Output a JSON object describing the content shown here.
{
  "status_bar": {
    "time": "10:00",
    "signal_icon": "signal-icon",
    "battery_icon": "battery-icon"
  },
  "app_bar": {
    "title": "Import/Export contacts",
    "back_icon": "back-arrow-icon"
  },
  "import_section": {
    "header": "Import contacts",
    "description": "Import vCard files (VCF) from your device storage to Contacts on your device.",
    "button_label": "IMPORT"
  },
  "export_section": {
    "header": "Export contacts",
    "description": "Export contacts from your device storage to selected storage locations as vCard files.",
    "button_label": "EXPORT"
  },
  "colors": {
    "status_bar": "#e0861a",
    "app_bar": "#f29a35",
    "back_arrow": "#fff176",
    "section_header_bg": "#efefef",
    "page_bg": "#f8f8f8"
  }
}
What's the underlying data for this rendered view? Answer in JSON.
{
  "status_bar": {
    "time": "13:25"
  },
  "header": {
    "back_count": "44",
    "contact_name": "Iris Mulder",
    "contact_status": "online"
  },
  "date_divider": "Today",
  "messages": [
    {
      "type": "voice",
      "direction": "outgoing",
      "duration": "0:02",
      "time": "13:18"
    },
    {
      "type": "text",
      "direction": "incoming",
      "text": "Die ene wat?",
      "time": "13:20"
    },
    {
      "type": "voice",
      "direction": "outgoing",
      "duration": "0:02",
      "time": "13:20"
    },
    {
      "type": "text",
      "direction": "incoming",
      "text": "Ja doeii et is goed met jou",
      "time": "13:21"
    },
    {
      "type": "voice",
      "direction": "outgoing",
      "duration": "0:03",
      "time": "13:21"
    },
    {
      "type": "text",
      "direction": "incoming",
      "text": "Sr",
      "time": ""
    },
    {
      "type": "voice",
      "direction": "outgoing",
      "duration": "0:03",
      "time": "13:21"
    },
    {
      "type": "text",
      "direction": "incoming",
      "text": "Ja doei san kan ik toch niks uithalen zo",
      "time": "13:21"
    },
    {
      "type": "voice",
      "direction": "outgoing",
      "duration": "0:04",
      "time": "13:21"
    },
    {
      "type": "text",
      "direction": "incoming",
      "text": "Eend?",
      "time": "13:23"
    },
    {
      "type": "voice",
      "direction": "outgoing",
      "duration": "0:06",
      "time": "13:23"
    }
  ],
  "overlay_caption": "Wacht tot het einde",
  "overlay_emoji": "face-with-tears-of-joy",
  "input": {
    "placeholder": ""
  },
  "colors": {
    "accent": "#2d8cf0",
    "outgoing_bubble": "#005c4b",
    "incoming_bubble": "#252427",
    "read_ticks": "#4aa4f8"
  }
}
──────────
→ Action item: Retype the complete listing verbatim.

→ Exercise response:
Output a JSON object describing the content shown here.
{
  "status_bar": {
    "time": "10:00",
    "signal_icon": "signal-icon",
    "battery_icon": "battery-icon"
  },
  "app_bar": {
    "title": "Import/Export contacts",
    "back_icon": "back-arrow-icon"
  },
  "import_section": {
    "header": "Import contacts",
    "description": "Import vCard files (VCF) from your device storage to Contacts on your device.",
    "button_label": "IMPORT"
  },
  "export_section": {
    "header": "Export contacts",
    "description": "Export contacts from your device storage to selected storage locations as vCard files.",
    "button_label": "EXPORT"
  },
  "colors": {
    "status_bar": "#e0861a",
    "app_bar": "#f29a35",
    "back_arrow": "#fff176",
    "section_header_bg": "#efefef",
    "page_bg": "#f8f8f8"
  }
}
What's the underlying data for this rendered view? Answer in JSON.
{
  "status_bar": {
    "time": "13:25"
  },
  "header": {
    "back_count": "44",
    "contact_name": "Iris Mulder",
    "contact_status": "online"
  },
  "date_divider": "Today",
  "messages": [
    {
      "type": "voice",
      "direction": "outgoing",
      "duration": "0:02",
      "time": "13:18"
    },
    {
      "type": "text",
      "direction": "incoming",
      "text": "Die ene wat?",
      "time": "13:20"
    },
    {
      "type": "voice",
      "direction": "outgoing",
      "duration": "0:02",
      "time": "13:20"
    },
    {
      "type": "text",
      "direction": "incoming",
      "text": "Ja doeii et is goed met jou",
      "time": "13:21"
    },
    {
      "type": "voice",
      "direction": "outgoing",
      "duration": "0:03",
      "time": "13:21"
    },
    {
      "type": "text",
      "direction": "incoming",
      "text": "Sr",
      "time": ""
    },
    {
      "type": "voice",
      "direction": "outgoing",
      "duration": "0:03",
      "time": "13:21"
    },
    {
      "type": "text",
      "direction": "incoming",
      "text": "Ja doei san kan ik toch niks uithalen zo",
      "time": "13:21"
    },
    {
      "type": "voice",
      "direction": "outgoing",
      "duration": "0:04",
      "time": "13:21"
    },
    {
      "type": "text",
      "direction": "incoming",
      "text": "Eend?",
      "time": "13:23"
    },
    {
      "type": "voice",
      "direction": "outgoing",
      "duration": "0:06",
      "time": "13:23"
    }
  ],
  "overlay_caption": "Wacht tot het einde",
  "overlay_emoji": "face-with-tears-of-joy",
  "input": {
    "placeholder": ""
  },
  "colors": {
    "accent": "#2d8cf0",
    "outgoing_bubble": "#005c4b",
    "incoming_bubble": "#252427",
    "read_ticks": "#4aa4f8"
  }
}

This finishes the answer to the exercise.